> _About this exercise_
Pictures are to be left out, and the rest of the records reproduced exactly.

[Data records for software interfaces]
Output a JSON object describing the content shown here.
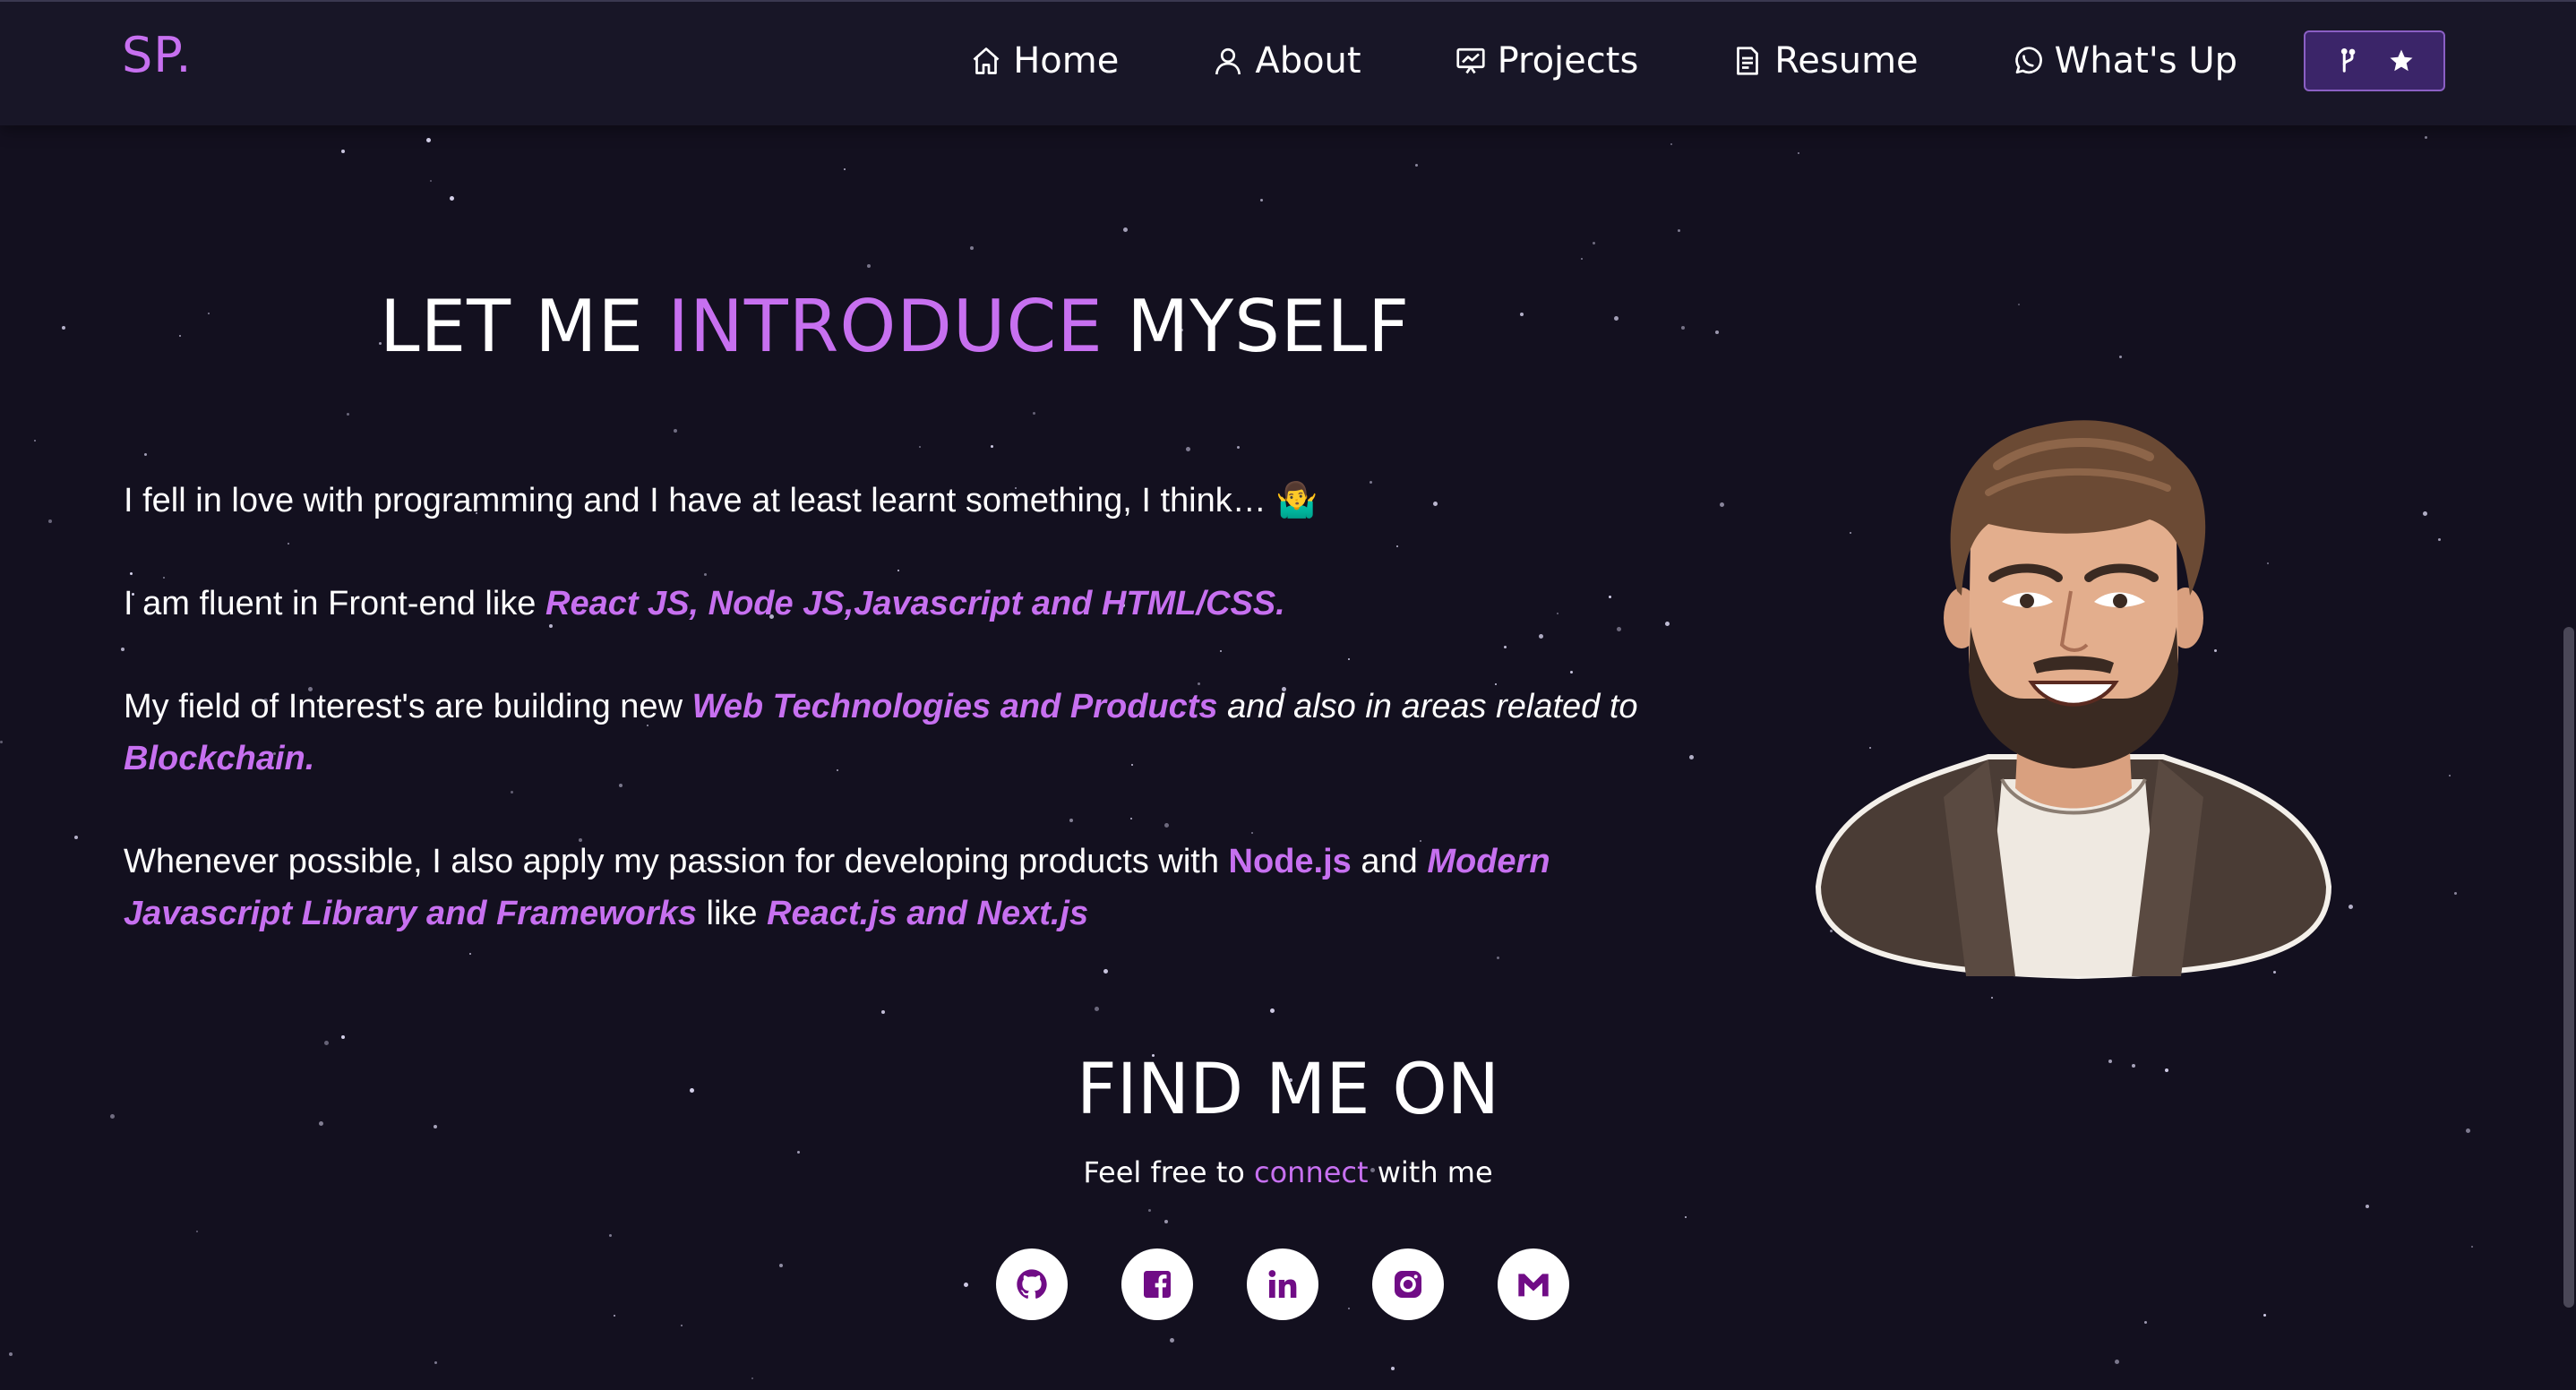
{
  "brand": "SP.",
  "nav": {
    "home": "Home",
    "about": "About",
    "projects": "Projects",
    "resume": "Resume",
    "whatsup": "What's Up"
  },
  "intro": {
    "heading_pre": "LET ME ",
    "heading_accent": "INTRODUCE",
    "heading_post": " MYSELF",
    "p1": "I fell in love with programming and I have at least learnt something, I think… 🤷‍♂️",
    "p2_pre": "I am fluent in Front-end like ",
    "p2_accent": "React JS, Node JS,Javascript and HTML/CSS.",
    "p3_pre": "My field of Interest's are building new  ",
    "p3_accent1": "Web Technologies and Products",
    "p3_mid": " and also in areas related to ",
    "p3_accent2": "Blockchain.",
    "p4_pre": "Whenever possible, I also apply my passion for developing products with ",
    "p4_accent1": "Node.js",
    "p4_mid": " and ",
    "p4_accent2": "Modern Javascript Library and Frameworks",
    "p4_mid2": "  like ",
    "p4_accent3": "React.js and Next.js"
  },
  "find": {
    "title": "FIND ME ON",
    "sub_pre": "Feel free to ",
    "sub_accent": "connect",
    "sub_post": " with me"
  },
  "socials": [
    "github-icon",
    "facebook-icon",
    "linkedin-icon",
    "instagram-icon",
    "gmail-icon"
  ],
  "colors": {
    "accent": "#c770f0",
    "background": "#13101f",
    "navbar": "#181627",
    "button": "#3b2569",
    "social_icon": "#700c86"
  }
}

> _Exercise result_
Output a JSON object describing the content shown here.
{
  "brand": "SP.",
  "nav": {
    "home": "Home",
    "about": "About",
    "projects": "Projects",
    "resume": "Resume",
    "whatsup": "What's Up"
  },
  "intro": {
    "heading_pre": "LET ME ",
    "heading_accent": "INTRODUCE",
    "heading_post": " MYSELF",
    "p1": "I fell in love with programming and I have at least learnt something, I think… 🤷‍♂️",
    "p2_pre": "I am fluent in Front-end like ",
    "p2_accent": "React JS, Node JS,Javascript and HTML/CSS.",
    "p3_pre": "My field of Interest's are building new  ",
    "p3_accent1": "Web Technologies and Products",
    "p3_mid": " and also in areas related to ",
    "p3_accent2": "Blockchain.",
    "p4_pre": "Whenever possible, I also apply my passion for developing products with ",
    "p4_accent1": "Node.js",
    "p4_mid": " and ",
    "p4_accent2": "Modern Javascript Library and Frameworks",
    "p4_mid2": "  like ",
    "p4_accent3": "React.js and Next.js"
  },
  "find": {
    "title": "FIND ME ON",
    "sub_pre": "Feel free to ",
    "sub_accent": "connect",
    "sub_post": " with me"
  },
  "socials": [
    "github-icon",
    "facebook-icon",
    "linkedin-icon",
    "instagram-icon",
    "gmail-icon"
  ],
  "colors": {
    "accent": "#c770f0",
    "background": "#13101f",
    "navbar": "#181627",
    "button": "#3b2569",
    "social_icon": "#700c86"
  }
}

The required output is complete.